One of the main things I notice during the spring is the beautiful flowers of the field. In particular, I observe how most of the flowers bloom or open their petals every morning as the sun comes up. At night, most flowers close up until the next morning.
I am not a scientist; therefore I cannot explain this floral pattern. I don’t know how or why most flowers open and close their petals with this regularity. However, I believe that there are a few lessons that we can learn from diurnal flowers.
Christians are children of the light and children of the day (1 Thessalonians 5:5). Like newborn flowers, we are diurnal (belonging to the day) creatures and we rejoice in all the days that our Lord have made (Psalm 118:24).
The diurnal flowers need the sun to live and grow. The process known as photosynthesis uses the sunlight to produce plant food. Christians need the sun as well, like all other creatures, but we absolutely depend upon the Son for our spiritual life as we grow in the light of Christ. He is our Savior and Sustainer (Colossians 1:15-17).
As the flowers close at night, we must too learn to close all the doors that deal with evil and darkness. James commands us to resist the devil (James 4:7) and Paul says that there is always an open door of escape for those who flee from darkness and temptation (1 Corinthians 10:13).
One last thing before I go: There is another kind of flowers. I am referring to nocturnal flowers that “sleep” during the day and open up in the darkness.
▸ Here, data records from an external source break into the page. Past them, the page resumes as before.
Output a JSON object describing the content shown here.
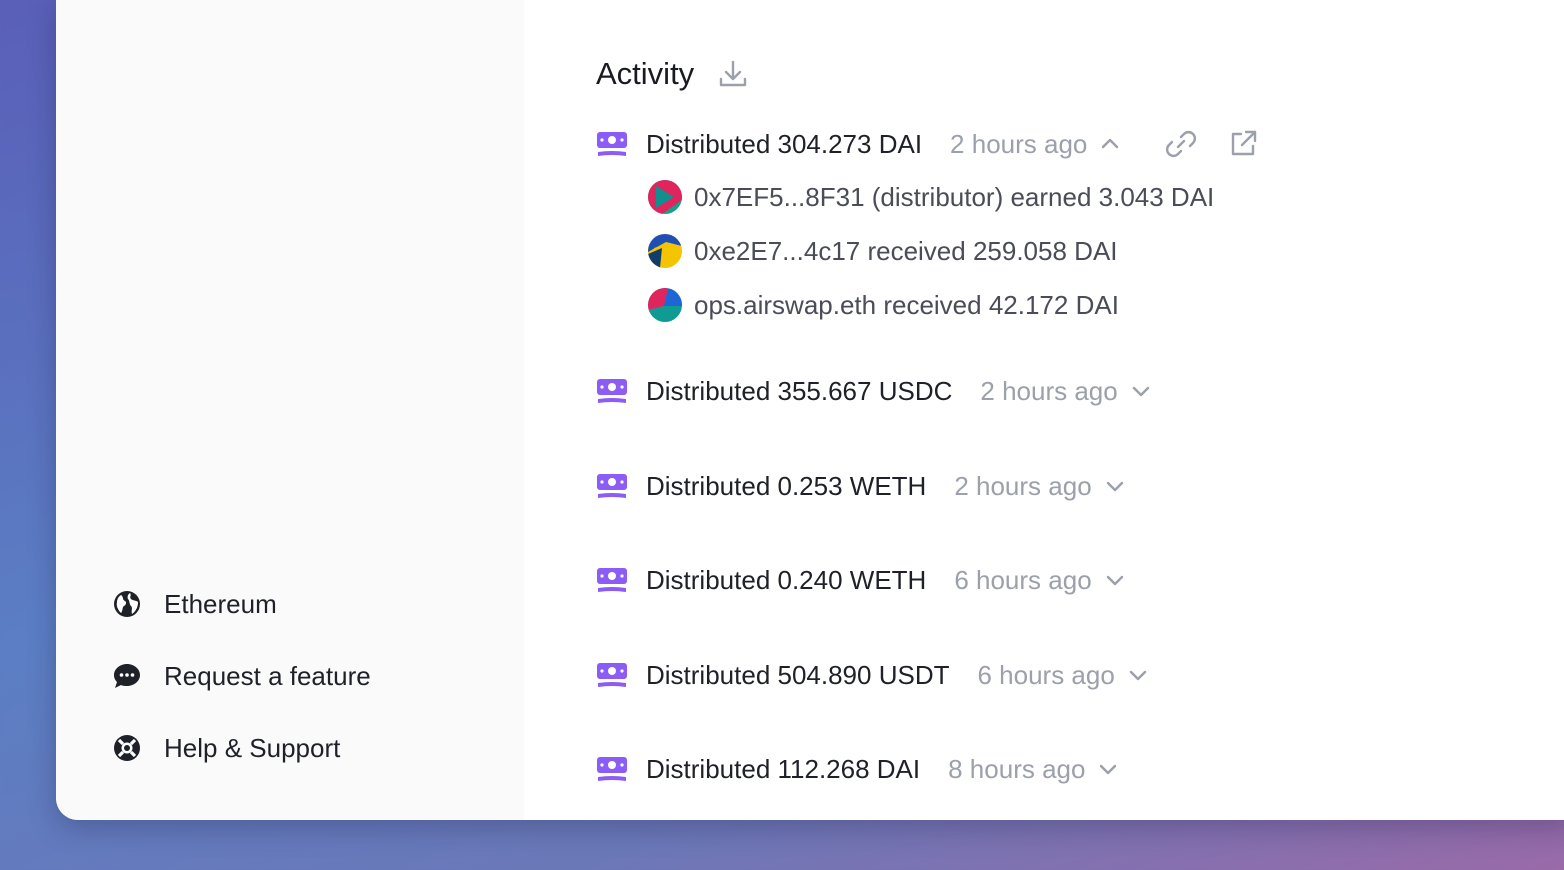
{
  "sidebar": {
    "items": [
      {
        "label": "Ethereum",
        "icon": "globe-icon"
      },
      {
        "label": "Request a feature",
        "icon": "chat-bubble-icon"
      },
      {
        "label": "Help & Support",
        "icon": "lifebuoy-icon"
      }
    ]
  },
  "activity": {
    "title": "Activity",
    "events": [
      {
        "text": "Distributed 304.273 DAI",
        "time": "2 hours ago",
        "expanded": true,
        "details": [
          {
            "text": "0x7EF5...8F31 (distributor) earned 3.043 DAI"
          },
          {
            "text": "0xe2E7...4c17 received 259.058 DAI"
          },
          {
            "text": "ops.airswap.eth received 42.172 DAI"
          }
        ]
      },
      {
        "text": "Distributed 355.667 USDC",
        "time": "2 hours ago",
        "expanded": false
      },
      {
        "text": "Distributed 0.253 WETH",
        "time": "2 hours ago",
        "expanded": false
      },
      {
        "text": "Distributed 0.240 WETH",
        "time": "6 hours ago",
        "expanded": false
      },
      {
        "text": "Distributed 504.890 USDT",
        "time": "6 hours ago",
        "expanded": false
      },
      {
        "text": "Distributed 112.268 DAI",
        "time": "8 hours ago",
        "expanded": false
      }
    ]
  },
  "colors": {
    "accent": "#8b5cf6",
    "muted": "#9ca0ab"
  }
}
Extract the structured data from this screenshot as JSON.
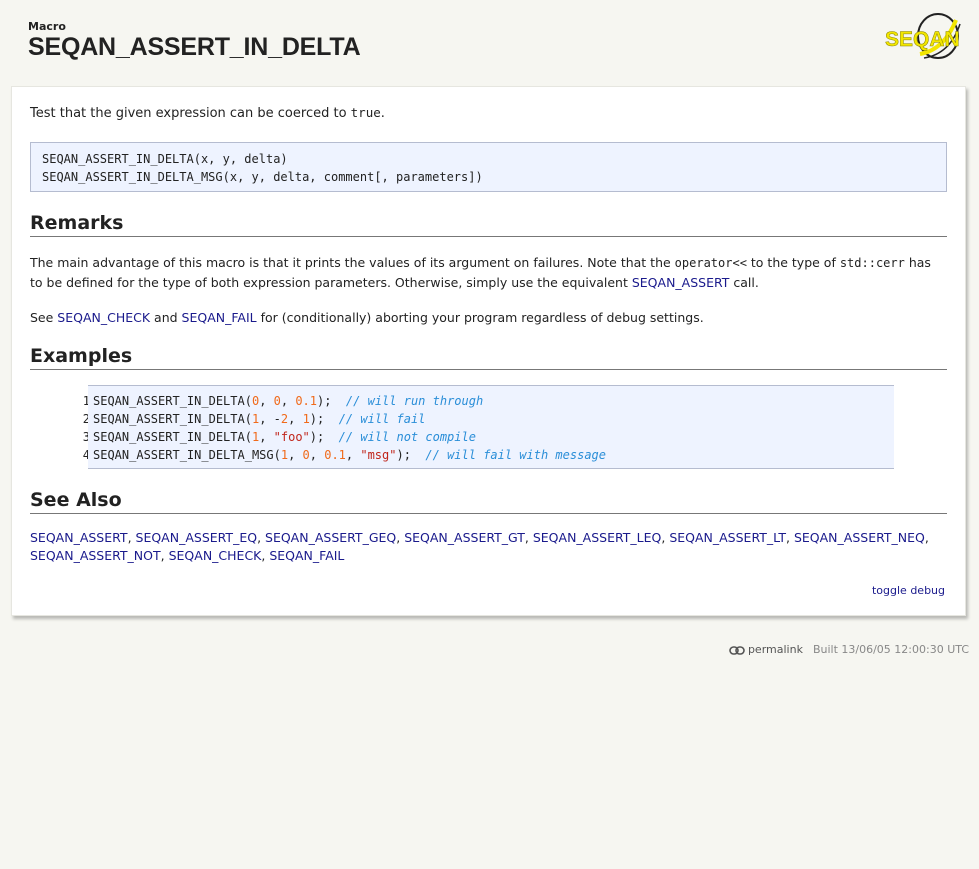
{
  "header": {
    "kind": "Macro",
    "title": "SEQAN_ASSERT_IN_DELTA",
    "logo_text": "SEQAN"
  },
  "summary": {
    "text_before": "Test that the given expression can be coerced to ",
    "code": "true",
    "text_after": "."
  },
  "signature": {
    "lines": [
      "SEQAN_ASSERT_IN_DELTA(x, y, delta)",
      "SEQAN_ASSERT_IN_DELTA_MSG(x, y, delta, comment[, parameters])"
    ]
  },
  "remarks": {
    "title": "Remarks",
    "p1_before": "The main advantage of this macro is that it prints the values of its argument on failures. Note that the ",
    "p1_code1": "operator<<",
    "p1_mid": " to the type of ",
    "p1_code2": "std::cerr",
    "p1_after": " has to be defined for the type of both expression parameters. Otherwise, simply use the equivalent ",
    "p1_link": "SEQAN_ASSERT",
    "p1_end": " call.",
    "p2_before": "See ",
    "p2_link1": "SEQAN_CHECK",
    "p2_mid": " and ",
    "p2_link2": "SEQAN_FAIL",
    "p2_after": " for (conditionally) aborting your program regardless of debug settings."
  },
  "examples": {
    "title": "Examples",
    "line_numbers": [
      "1",
      "2",
      "3",
      "4"
    ],
    "lines": [
      [
        {
          "t": "SEQAN_ASSERT_IN_DELTA(",
          "k": "plain"
        },
        {
          "t": "0",
          "k": "num"
        },
        {
          "t": ", ",
          "k": "plain"
        },
        {
          "t": "0",
          "k": "num"
        },
        {
          "t": ", ",
          "k": "plain"
        },
        {
          "t": "0.1",
          "k": "num"
        },
        {
          "t": ");  ",
          "k": "plain"
        },
        {
          "t": "// will run through",
          "k": "cmt"
        }
      ],
      [
        {
          "t": "SEQAN_ASSERT_IN_DELTA(",
          "k": "plain"
        },
        {
          "t": "1",
          "k": "num"
        },
        {
          "t": ", -",
          "k": "plain"
        },
        {
          "t": "2",
          "k": "num"
        },
        {
          "t": ", ",
          "k": "plain"
        },
        {
          "t": "1",
          "k": "num"
        },
        {
          "t": ");  ",
          "k": "plain"
        },
        {
          "t": "// will fail",
          "k": "cmt"
        }
      ],
      [
        {
          "t": "SEQAN_ASSERT_IN_DELTA(",
          "k": "plain"
        },
        {
          "t": "1",
          "k": "num"
        },
        {
          "t": ", ",
          "k": "plain"
        },
        {
          "t": "\"foo\"",
          "k": "str"
        },
        {
          "t": ");  ",
          "k": "plain"
        },
        {
          "t": "// will not compile",
          "k": "cmt"
        }
      ],
      [
        {
          "t": "SEQAN_ASSERT_IN_DELTA_MSG(",
          "k": "plain"
        },
        {
          "t": "1",
          "k": "num"
        },
        {
          "t": ", ",
          "k": "plain"
        },
        {
          "t": "0",
          "k": "num"
        },
        {
          "t": ", ",
          "k": "plain"
        },
        {
          "t": "0.1",
          "k": "num"
        },
        {
          "t": ", ",
          "k": "plain"
        },
        {
          "t": "\"msg\"",
          "k": "str"
        },
        {
          "t": ");  ",
          "k": "plain"
        },
        {
          "t": "// will fail with message",
          "k": "cmt"
        }
      ]
    ]
  },
  "see_also": {
    "title": "See Also",
    "links": [
      "SEQAN_ASSERT",
      "SEQAN_ASSERT_EQ",
      "SEQAN_ASSERT_GEQ",
      "SEQAN_ASSERT_GT",
      "SEQAN_ASSERT_LEQ",
      "SEQAN_ASSERT_LT",
      "SEQAN_ASSERT_NEQ",
      "SEQAN_ASSERT_NOT",
      "SEQAN_CHECK",
      "SEQAN_FAIL"
    ]
  },
  "toggle_debug": "toggle debug",
  "footer": {
    "permalink": "permalink",
    "permalink_icon": "link-icon",
    "built": "Built 13/06/05 12:00:30 UTC"
  },
  "colors": {
    "link": "#1a1a8c",
    "code_bg": "#eef3ff",
    "number": "#f06a1a",
    "string": "#c0241a",
    "comment": "#2a8ed8",
    "logo_yellow": "#f2e600"
  }
}
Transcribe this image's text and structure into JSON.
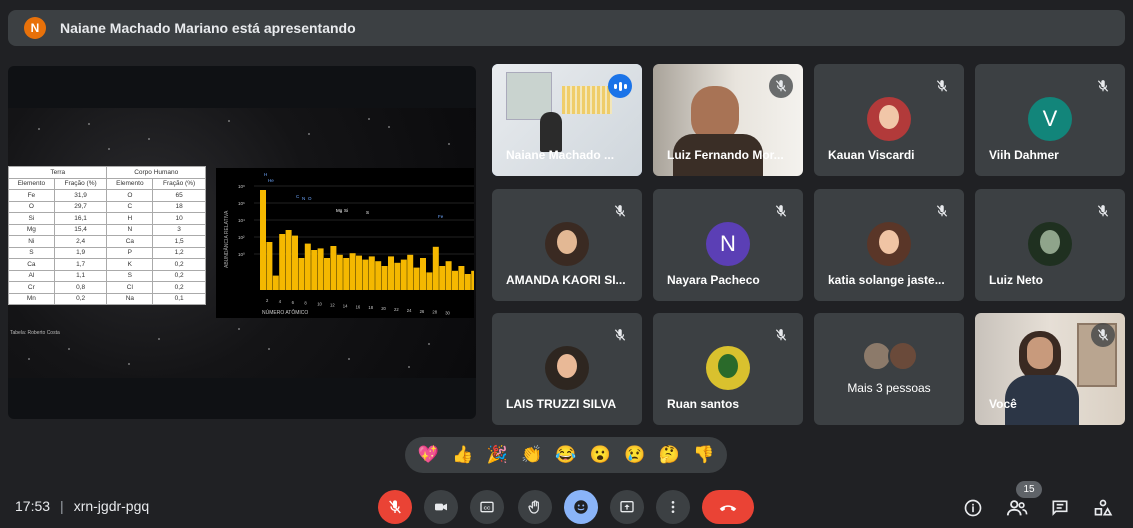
{
  "banner": {
    "avatar_letter": "N",
    "text": "Naiane Machado Mariano está apresentando",
    "avatar_color": "#e8710a"
  },
  "slide": {
    "table": {
      "groups": [
        "Terra",
        "Corpo Humano"
      ],
      "headers": [
        "Elemento",
        "Fração (%)",
        "Elemento",
        "Fração (%)"
      ],
      "rows": [
        [
          "Fe",
          "31,9",
          "O",
          "65"
        ],
        [
          "O",
          "29,7",
          "C",
          "18"
        ],
        [
          "Si",
          "16,1",
          "H",
          "10"
        ],
        [
          "Mg",
          "15,4",
          "N",
          "3"
        ],
        [
          "Ni",
          "2,4",
          "Ca",
          "1,5"
        ],
        [
          "S",
          "1,9",
          "P",
          "1,2"
        ],
        [
          "Ca",
          "1,7",
          "K",
          "0,2"
        ],
        [
          "Al",
          "1,1",
          "S",
          "0,2"
        ],
        [
          "Cr",
          "0,8",
          "Cl",
          "0,2"
        ],
        [
          "Mn",
          "0,2",
          "Na",
          "0,1"
        ]
      ],
      "credit": "Tabela: Roberto Costa"
    },
    "chart": {
      "ylabel": "ABUNDÂNCIA RELATIVA",
      "xlabel": "NÚMERO ATÔMICO",
      "yticks": [
        "10⁸",
        "10⁶",
        "10⁴",
        "10²",
        "10⁰"
      ],
      "xticks": [
        "2",
        "4",
        "6",
        "8",
        "10",
        "12",
        "14",
        "16",
        "18",
        "20",
        "22",
        "24",
        "26",
        "28",
        "30"
      ],
      "labels": [
        "H",
        "He",
        "C",
        "N",
        "O",
        "Mg",
        "Si",
        "S",
        "Fe"
      ],
      "bar_color": "#f5b800"
    }
  },
  "tiles": [
    {
      "name": "Naiane Machado ...",
      "kind": "video-slide"
    },
    {
      "name": "Luiz Fernando Mor...",
      "kind": "video-man"
    },
    {
      "name": "Kauan Viscardi",
      "kind": "photo"
    },
    {
      "name": "Viih Dahmer",
      "kind": "letter",
      "letter": "V",
      "color": "#12857a"
    },
    {
      "name": "AMANDA KAORI SI...",
      "kind": "photo"
    },
    {
      "name": "Nayara Pacheco",
      "kind": "letter",
      "letter": "N",
      "color": "#5b3fb5"
    },
    {
      "name": "katia solange jaste...",
      "kind": "photo"
    },
    {
      "name": "Luiz Neto",
      "kind": "photo"
    },
    {
      "name": "LAIS TRUZZI SILVA",
      "kind": "photo"
    },
    {
      "name": "Ruan santos",
      "kind": "photo"
    },
    {
      "name": "Mais 3 pessoas",
      "kind": "more"
    },
    {
      "name": "Você",
      "kind": "self"
    }
  ],
  "reactions": [
    "💖",
    "👍",
    "🎉",
    "👏",
    "😂",
    "😮",
    "😢",
    "🤔",
    "👎"
  ],
  "meeting": {
    "time": "17:53",
    "separator": "|",
    "code": "xrn-jgdr-pgq"
  },
  "people_count": "15",
  "icons": {
    "mic": "mic-off-icon",
    "cam": "camera-icon",
    "cc": "captions-icon",
    "hand": "raise-hand-icon",
    "emoji": "emoji-icon",
    "present": "present-icon",
    "more": "more-vert-icon",
    "hangup": "phone-hangup-icon",
    "info": "info-icon",
    "people": "people-icon",
    "chat": "chat-icon",
    "activities": "activities-icon"
  },
  "colors": {
    "accent": "#8ab4f8",
    "danger": "#ea4335",
    "surface": "#3c4043",
    "background": "#202124"
  }
}
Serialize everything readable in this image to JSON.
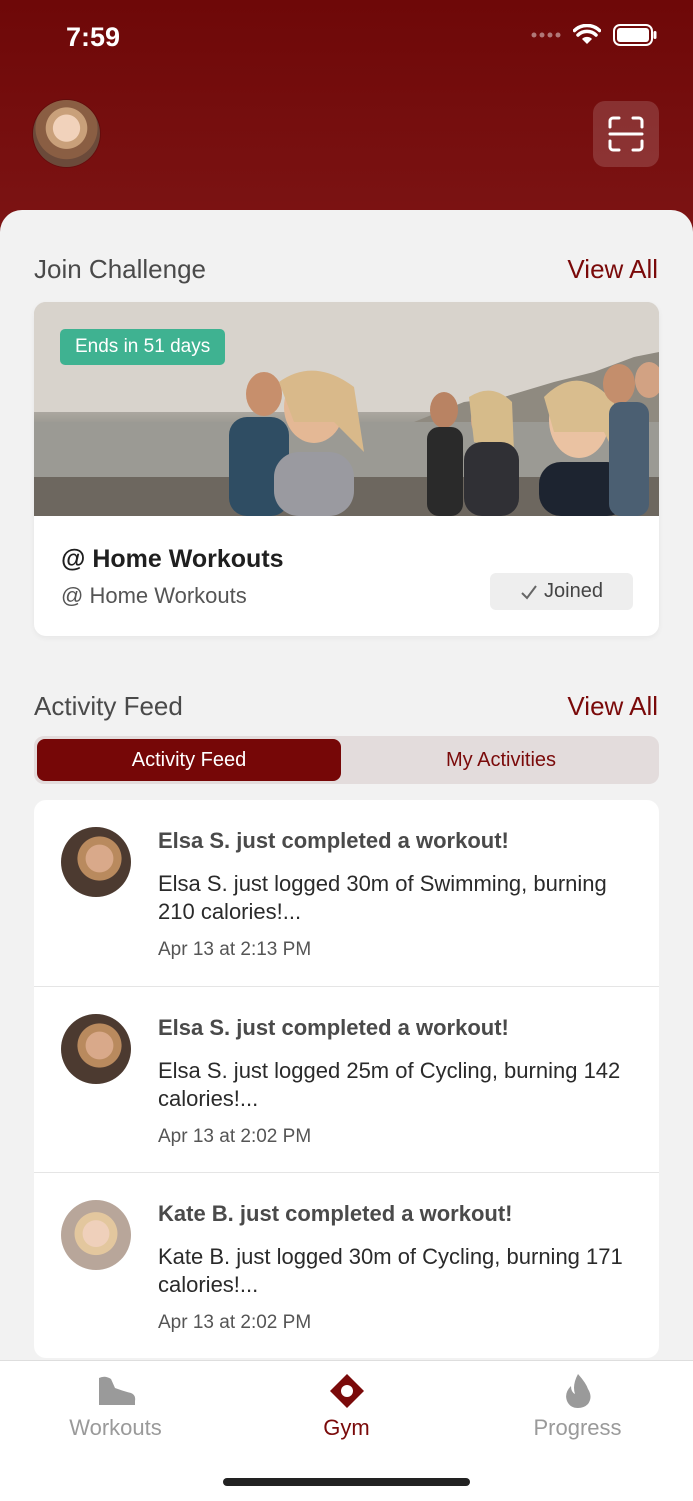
{
  "status_bar": {
    "time": "7:59"
  },
  "header": {
    "scan_icon": "scan-icon",
    "avatar": "profile-avatar"
  },
  "challenge_section": {
    "title": "Join Challenge",
    "view_all": "View All",
    "card": {
      "badge": "Ends in 51 days",
      "title": "@ Home Workouts",
      "subtitle": "@ Home Workouts",
      "joined_label": "Joined"
    }
  },
  "activity_section": {
    "title": "Activity Feed",
    "view_all": "View All",
    "tabs": [
      {
        "label": "Activity Feed",
        "active": true
      },
      {
        "label": "My Activities",
        "active": false
      }
    ],
    "items": [
      {
        "title": "Elsa S. just completed a workout!",
        "text": "Elsa S. just logged 30m of Swimming, burning 210 calories!...",
        "time": "Apr 13 at 2:13 PM"
      },
      {
        "title": "Elsa S. just completed a workout!",
        "text": "Elsa S. just logged 25m of Cycling, burning 142 calories!...",
        "time": "Apr 13 at 2:02 PM"
      },
      {
        "title": "Kate B. just completed a workout!",
        "text": "Kate B. just logged 30m of Cycling, burning 171 calories!...",
        "time": "Apr 13 at 2:02 PM"
      }
    ]
  },
  "tab_bar": {
    "tabs": [
      {
        "label": "Workouts",
        "icon": "shoe-icon",
        "active": false
      },
      {
        "label": "Gym",
        "icon": "location-diamond-icon",
        "active": true
      },
      {
        "label": "Progress",
        "icon": "flame-icon",
        "active": false
      }
    ]
  },
  "colors": {
    "brand": "#760707",
    "badge_green": "#3fb291"
  }
}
We were like those flowers before Christ came and plucked us out from the kingdom of darkness and planted us in his eternal kingdom of life and light (Colossians 1:13).